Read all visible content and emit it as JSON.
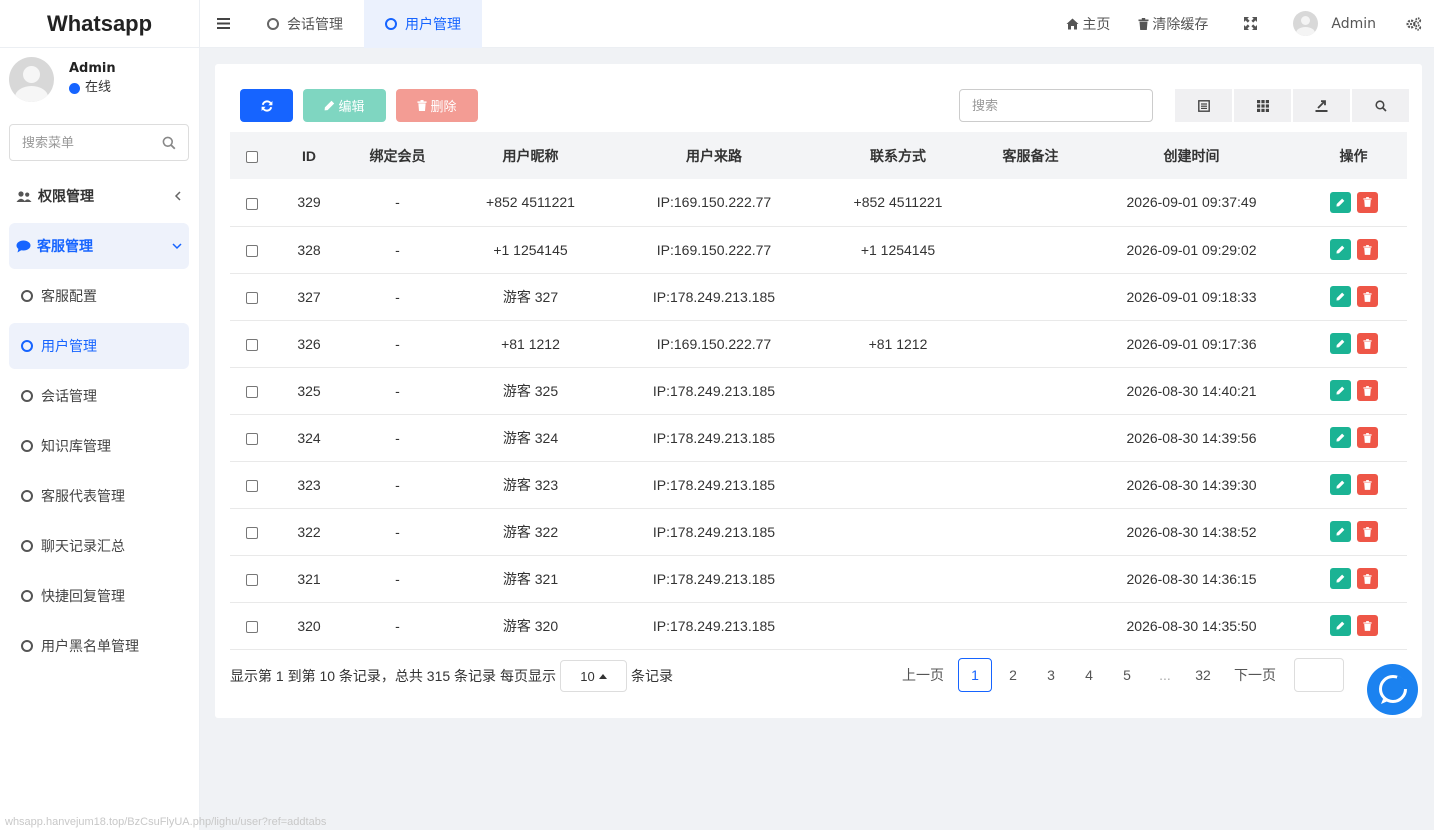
{
  "app": {
    "title": "Whatsapp"
  },
  "user": {
    "name": "Admin",
    "status": "在线"
  },
  "sidebar": {
    "search_placeholder": "搜索菜单",
    "groups": [
      {
        "label": "权限管理",
        "icon": "users-icon"
      },
      {
        "label": "客服管理",
        "icon": "comment-icon"
      }
    ],
    "items": [
      {
        "label": "客服配置"
      },
      {
        "label": "用户管理",
        "active": true
      },
      {
        "label": "会话管理"
      },
      {
        "label": "知识库管理"
      },
      {
        "label": "客服代表管理"
      },
      {
        "label": "聊天记录汇总"
      },
      {
        "label": "快捷回复管理"
      },
      {
        "label": "用户黑名单管理"
      }
    ]
  },
  "tabs": [
    {
      "label": "会话管理"
    },
    {
      "label": "用户管理",
      "active": true
    }
  ],
  "topbar": {
    "home": "主页",
    "clear_cache": "清除缓存",
    "user": "Admin"
  },
  "toolbar": {
    "edit": "编辑",
    "delete": "删除",
    "search_placeholder": "搜索"
  },
  "table": {
    "headers": [
      "ID",
      "绑定会员",
      "用户昵称",
      "用户来路",
      "联系方式",
      "客服备注",
      "创建时间",
      "操作"
    ],
    "rows": [
      {
        "id": "329",
        "member": "-",
        "nickname": "+852 4511221",
        "source": "IP:169.150.222.77",
        "contact": "+852 4511221",
        "note": "",
        "created": "2026-09-01 09:37:49"
      },
      {
        "id": "328",
        "member": "-",
        "nickname": "+1 1254145",
        "source": "IP:169.150.222.77",
        "contact": "+1 1254145",
        "note": "",
        "created": "2026-09-01 09:29:02"
      },
      {
        "id": "327",
        "member": "-",
        "nickname": "游客 327",
        "source": "IP:178.249.213.185",
        "contact": "",
        "note": "",
        "created": "2026-09-01 09:18:33"
      },
      {
        "id": "326",
        "member": "-",
        "nickname": "+81 1212",
        "source": "IP:169.150.222.77",
        "contact": "+81 1212",
        "note": "",
        "created": "2026-09-01 09:17:36"
      },
      {
        "id": "325",
        "member": "-",
        "nickname": "游客 325",
        "source": "IP:178.249.213.185",
        "contact": "",
        "note": "",
        "created": "2026-08-30 14:40:21"
      },
      {
        "id": "324",
        "member": "-",
        "nickname": "游客 324",
        "source": "IP:178.249.213.185",
        "contact": "",
        "note": "",
        "created": "2026-08-30 14:39:56"
      },
      {
        "id": "323",
        "member": "-",
        "nickname": "游客 323",
        "source": "IP:178.249.213.185",
        "contact": "",
        "note": "",
        "created": "2026-08-30 14:39:30"
      },
      {
        "id": "322",
        "member": "-",
        "nickname": "游客 322",
        "source": "IP:178.249.213.185",
        "contact": "",
        "note": "",
        "created": "2026-08-30 14:38:52"
      },
      {
        "id": "321",
        "member": "-",
        "nickname": "游客 321",
        "source": "IP:178.249.213.185",
        "contact": "",
        "note": "",
        "created": "2026-08-30 14:36:15"
      },
      {
        "id": "320",
        "member": "-",
        "nickname": "游客 320",
        "source": "IP:178.249.213.185",
        "contact": "",
        "note": "",
        "created": "2026-08-30 14:35:50"
      }
    ]
  },
  "pagination": {
    "info_prefix": "显示第 1 到第 10 条记录，总共 315 条记录 每页显示",
    "page_size": "10",
    "info_suffix": "条记录",
    "prev": "上一页",
    "next": "下一页",
    "pages": [
      "1",
      "2",
      "3",
      "4",
      "5",
      "...",
      "32"
    ],
    "current": "1"
  },
  "status_url": "whsapp.hanvejum18.top/BzCsuFlyUA.php/lighu/user?ref=addtabs",
  "colors": {
    "primary": "#1664ff",
    "success": "#1bb394",
    "danger": "#ee5647"
  }
}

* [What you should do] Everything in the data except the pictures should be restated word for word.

* [Exercise result]
Read all visible content and emit it as JSON.
{
  "app": {
    "title": "Whatsapp"
  },
  "user": {
    "name": "Admin",
    "status": "在线"
  },
  "sidebar": {
    "search_placeholder": "搜索菜单",
    "groups": [
      {
        "label": "权限管理",
        "icon": "users-icon"
      },
      {
        "label": "客服管理",
        "icon": "comment-icon"
      }
    ],
    "items": [
      {
        "label": "客服配置"
      },
      {
        "label": "用户管理",
        "active": true
      },
      {
        "label": "会话管理"
      },
      {
        "label": "知识库管理"
      },
      {
        "label": "客服代表管理"
      },
      {
        "label": "聊天记录汇总"
      },
      {
        "label": "快捷回复管理"
      },
      {
        "label": "用户黑名单管理"
      }
    ]
  },
  "tabs": [
    {
      "label": "会话管理"
    },
    {
      "label": "用户管理",
      "active": true
    }
  ],
  "topbar": {
    "home": "主页",
    "clear_cache": "清除缓存",
    "user": "Admin"
  },
  "toolbar": {
    "edit": "编辑",
    "delete": "删除",
    "search_placeholder": "搜索"
  },
  "table": {
    "headers": [
      "ID",
      "绑定会员",
      "用户昵称",
      "用户来路",
      "联系方式",
      "客服备注",
      "创建时间",
      "操作"
    ],
    "rows": [
      {
        "id": "329",
        "member": "-",
        "nickname": "+852 4511221",
        "source": "IP:169.150.222.77",
        "contact": "+852 4511221",
        "note": "",
        "created": "2026-09-01 09:37:49"
      },
      {
        "id": "328",
        "member": "-",
        "nickname": "+1 1254145",
        "source": "IP:169.150.222.77",
        "contact": "+1 1254145",
        "note": "",
        "created": "2026-09-01 09:29:02"
      },
      {
        "id": "327",
        "member": "-",
        "nickname": "游客 327",
        "source": "IP:178.249.213.185",
        "contact": "",
        "note": "",
        "created": "2026-09-01 09:18:33"
      },
      {
        "id": "326",
        "member": "-",
        "nickname": "+81 1212",
        "source": "IP:169.150.222.77",
        "contact": "+81 1212",
        "note": "",
        "created": "2026-09-01 09:17:36"
      },
      {
        "id": "325",
        "member": "-",
        "nickname": "游客 325",
        "source": "IP:178.249.213.185",
        "contact": "",
        "note": "",
        "created": "2026-08-30 14:40:21"
      },
      {
        "id": "324",
        "member": "-",
        "nickname": "游客 324",
        "source": "IP:178.249.213.185",
        "contact": "",
        "note": "",
        "created": "2026-08-30 14:39:56"
      },
      {
        "id": "323",
        "member": "-",
        "nickname": "游客 323",
        "source": "IP:178.249.213.185",
        "contact": "",
        "note": "",
        "created": "2026-08-30 14:39:30"
      },
      {
        "id": "322",
        "member": "-",
        "nickname": "游客 322",
        "source": "IP:178.249.213.185",
        "contact": "",
        "note": "",
        "created": "2026-08-30 14:38:52"
      },
      {
        "id": "321",
        "member": "-",
        "nickname": "游客 321",
        "source": "IP:178.249.213.185",
        "contact": "",
        "note": "",
        "created": "2026-08-30 14:36:15"
      },
      {
        "id": "320",
        "member": "-",
        "nickname": "游客 320",
        "source": "IP:178.249.213.185",
        "contact": "",
        "note": "",
        "created": "2026-08-30 14:35:50"
      }
    ]
  },
  "pagination": {
    "info_prefix": "显示第 1 到第 10 条记录，总共 315 条记录 每页显示",
    "page_size": "10",
    "info_suffix": "条记录",
    "prev": "上一页",
    "next": "下一页",
    "pages": [
      "1",
      "2",
      "3",
      "4",
      "5",
      "...",
      "32"
    ],
    "current": "1"
  },
  "status_url": "whsapp.hanvejum18.top/BzCsuFlyUA.php/lighu/user?ref=addtabs",
  "colors": {
    "primary": "#1664ff",
    "success": "#1bb394",
    "danger": "#ee5647"
  }
}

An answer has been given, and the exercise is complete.